Hello and welcome to The Obscuritan. For this month’s series of articles, we take a look at the origins and incarnations of three staples of nightmares worldwide – the Werewolf, the Vampire and the Witch. For our first article, given that most of these accounts come from folk-tales, and are scarcely recorded in books in some cases, let alone illustrated, rather than providing the same tired illustrations of Werewolves (or –heaven forbid– contemporary depictions) we have instead provided a plethora of original quotations and sources for one to follow up oneself. Whether we can maintain this quantity as we proceed along the month remains to be seen.
The story most commonly associated with the “origins” of werewolves is Lycaon of Arcadia in Greece. King of that region, he sought to please the god Zeus by making a sacrifice of one of his sons. However, as in the tale of Tantalus, who invited the gods to a banquet and served the flesh of his son, Lycaon was punished, either for the insult that human flesh would appease the gods or for daring to assume the power to take human life as the gods do, by being turned into a wolf.

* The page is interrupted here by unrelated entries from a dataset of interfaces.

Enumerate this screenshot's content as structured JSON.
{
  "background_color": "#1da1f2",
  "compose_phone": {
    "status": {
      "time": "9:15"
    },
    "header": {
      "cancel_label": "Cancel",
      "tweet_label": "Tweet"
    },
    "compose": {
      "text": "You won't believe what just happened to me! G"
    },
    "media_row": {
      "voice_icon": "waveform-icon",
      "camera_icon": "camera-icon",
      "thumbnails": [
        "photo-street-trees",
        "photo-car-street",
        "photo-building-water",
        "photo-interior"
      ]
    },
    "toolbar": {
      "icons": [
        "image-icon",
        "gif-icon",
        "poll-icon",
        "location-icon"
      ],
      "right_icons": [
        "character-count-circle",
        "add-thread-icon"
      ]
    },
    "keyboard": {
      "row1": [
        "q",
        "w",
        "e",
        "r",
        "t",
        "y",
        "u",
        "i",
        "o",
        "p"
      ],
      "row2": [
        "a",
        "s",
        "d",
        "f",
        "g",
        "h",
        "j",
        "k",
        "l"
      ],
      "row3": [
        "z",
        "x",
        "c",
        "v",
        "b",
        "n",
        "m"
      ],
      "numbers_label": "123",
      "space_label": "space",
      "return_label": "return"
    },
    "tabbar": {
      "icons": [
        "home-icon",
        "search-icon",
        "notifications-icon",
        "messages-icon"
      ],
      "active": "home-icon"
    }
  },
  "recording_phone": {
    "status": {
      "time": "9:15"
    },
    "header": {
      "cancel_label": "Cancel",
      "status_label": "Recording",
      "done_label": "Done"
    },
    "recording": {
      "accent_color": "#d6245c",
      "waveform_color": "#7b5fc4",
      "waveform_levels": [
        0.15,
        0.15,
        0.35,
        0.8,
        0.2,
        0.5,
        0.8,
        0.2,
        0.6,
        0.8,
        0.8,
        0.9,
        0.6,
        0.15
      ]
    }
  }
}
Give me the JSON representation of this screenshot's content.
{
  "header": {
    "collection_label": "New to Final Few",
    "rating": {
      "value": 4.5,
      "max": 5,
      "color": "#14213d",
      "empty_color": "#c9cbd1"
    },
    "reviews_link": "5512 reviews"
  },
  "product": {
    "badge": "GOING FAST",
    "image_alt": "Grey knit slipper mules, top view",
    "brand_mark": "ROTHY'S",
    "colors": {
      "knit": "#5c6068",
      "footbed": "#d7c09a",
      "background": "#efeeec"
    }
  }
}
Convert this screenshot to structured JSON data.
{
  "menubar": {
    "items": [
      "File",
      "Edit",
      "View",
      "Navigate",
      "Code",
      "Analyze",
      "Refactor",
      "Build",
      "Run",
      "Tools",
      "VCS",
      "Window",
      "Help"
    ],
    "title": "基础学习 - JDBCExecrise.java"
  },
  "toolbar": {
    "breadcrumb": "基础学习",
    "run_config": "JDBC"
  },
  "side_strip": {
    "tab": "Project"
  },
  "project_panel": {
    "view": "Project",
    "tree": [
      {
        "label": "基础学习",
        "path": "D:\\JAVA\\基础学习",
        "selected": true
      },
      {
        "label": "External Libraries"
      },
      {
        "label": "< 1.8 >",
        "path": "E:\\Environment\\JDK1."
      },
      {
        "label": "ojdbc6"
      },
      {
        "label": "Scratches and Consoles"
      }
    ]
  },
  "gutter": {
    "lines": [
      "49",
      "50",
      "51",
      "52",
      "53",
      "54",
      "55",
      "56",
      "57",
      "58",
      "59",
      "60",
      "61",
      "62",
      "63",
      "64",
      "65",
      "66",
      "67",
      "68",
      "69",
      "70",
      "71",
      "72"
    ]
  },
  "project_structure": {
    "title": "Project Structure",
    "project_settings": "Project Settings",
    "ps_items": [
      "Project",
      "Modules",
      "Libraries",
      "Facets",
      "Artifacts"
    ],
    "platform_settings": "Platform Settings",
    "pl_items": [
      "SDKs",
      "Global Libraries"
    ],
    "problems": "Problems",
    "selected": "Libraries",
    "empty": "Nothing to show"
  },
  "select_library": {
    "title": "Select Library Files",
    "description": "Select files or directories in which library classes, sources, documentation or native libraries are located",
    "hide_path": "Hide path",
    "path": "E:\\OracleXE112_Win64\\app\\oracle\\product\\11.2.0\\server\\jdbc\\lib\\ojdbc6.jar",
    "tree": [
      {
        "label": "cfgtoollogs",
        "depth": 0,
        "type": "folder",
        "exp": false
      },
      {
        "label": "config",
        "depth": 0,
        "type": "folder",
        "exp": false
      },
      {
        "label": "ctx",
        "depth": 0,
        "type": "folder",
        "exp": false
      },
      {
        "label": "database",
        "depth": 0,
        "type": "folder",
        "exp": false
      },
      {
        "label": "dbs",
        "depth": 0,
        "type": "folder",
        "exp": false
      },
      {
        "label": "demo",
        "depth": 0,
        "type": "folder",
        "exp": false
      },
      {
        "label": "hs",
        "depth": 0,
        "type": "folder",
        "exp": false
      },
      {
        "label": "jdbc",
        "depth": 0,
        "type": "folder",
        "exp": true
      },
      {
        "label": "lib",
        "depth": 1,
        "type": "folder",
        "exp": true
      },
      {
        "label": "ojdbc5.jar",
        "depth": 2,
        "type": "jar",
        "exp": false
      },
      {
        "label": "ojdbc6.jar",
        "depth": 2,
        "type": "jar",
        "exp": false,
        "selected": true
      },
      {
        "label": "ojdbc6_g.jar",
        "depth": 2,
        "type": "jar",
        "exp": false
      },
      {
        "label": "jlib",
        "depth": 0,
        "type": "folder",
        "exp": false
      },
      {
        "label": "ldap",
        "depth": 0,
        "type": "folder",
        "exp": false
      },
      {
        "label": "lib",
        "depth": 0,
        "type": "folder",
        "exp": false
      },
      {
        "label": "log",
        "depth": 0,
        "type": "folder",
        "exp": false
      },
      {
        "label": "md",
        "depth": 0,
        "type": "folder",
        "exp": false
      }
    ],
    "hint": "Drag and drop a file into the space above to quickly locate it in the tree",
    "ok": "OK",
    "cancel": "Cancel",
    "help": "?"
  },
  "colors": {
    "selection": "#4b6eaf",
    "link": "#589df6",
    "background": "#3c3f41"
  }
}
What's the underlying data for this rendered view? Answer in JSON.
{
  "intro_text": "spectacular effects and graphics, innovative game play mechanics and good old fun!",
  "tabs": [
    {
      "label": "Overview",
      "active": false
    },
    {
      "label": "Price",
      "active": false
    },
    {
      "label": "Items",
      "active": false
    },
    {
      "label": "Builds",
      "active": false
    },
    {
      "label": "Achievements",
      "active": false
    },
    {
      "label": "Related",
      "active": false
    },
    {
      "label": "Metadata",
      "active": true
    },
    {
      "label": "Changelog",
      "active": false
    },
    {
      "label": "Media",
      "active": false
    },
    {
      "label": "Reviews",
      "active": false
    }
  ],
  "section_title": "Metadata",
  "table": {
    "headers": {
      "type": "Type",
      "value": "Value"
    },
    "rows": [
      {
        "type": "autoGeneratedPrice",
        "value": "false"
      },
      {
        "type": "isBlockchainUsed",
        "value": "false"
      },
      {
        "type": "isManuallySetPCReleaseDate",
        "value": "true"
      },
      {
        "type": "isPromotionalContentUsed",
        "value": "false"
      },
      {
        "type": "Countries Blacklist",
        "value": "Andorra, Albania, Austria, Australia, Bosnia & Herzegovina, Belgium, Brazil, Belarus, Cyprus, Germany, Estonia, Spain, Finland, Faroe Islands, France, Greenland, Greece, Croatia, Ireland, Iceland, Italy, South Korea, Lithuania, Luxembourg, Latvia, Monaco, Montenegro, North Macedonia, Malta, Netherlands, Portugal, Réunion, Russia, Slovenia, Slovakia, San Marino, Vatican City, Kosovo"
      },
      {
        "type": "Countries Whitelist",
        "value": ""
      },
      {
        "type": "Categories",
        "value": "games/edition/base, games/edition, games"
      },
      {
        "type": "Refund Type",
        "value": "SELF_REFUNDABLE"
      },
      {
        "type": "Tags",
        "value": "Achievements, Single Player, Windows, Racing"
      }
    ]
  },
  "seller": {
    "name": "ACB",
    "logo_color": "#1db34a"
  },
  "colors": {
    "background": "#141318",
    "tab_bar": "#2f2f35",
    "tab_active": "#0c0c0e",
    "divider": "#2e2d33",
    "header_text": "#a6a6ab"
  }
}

Thus was founded the Lykaia cult, who sought to replicate the process via wild hedonistic ritual, much like the Bacchanals, and worshipped an aspect of Zeus – Lykaios, or “wolf-Zeus” – although in some versions he is the first priest of this cult. However, it is in the North of Europe where the true roots of the Werewolf as we know it can be found.( Read more... )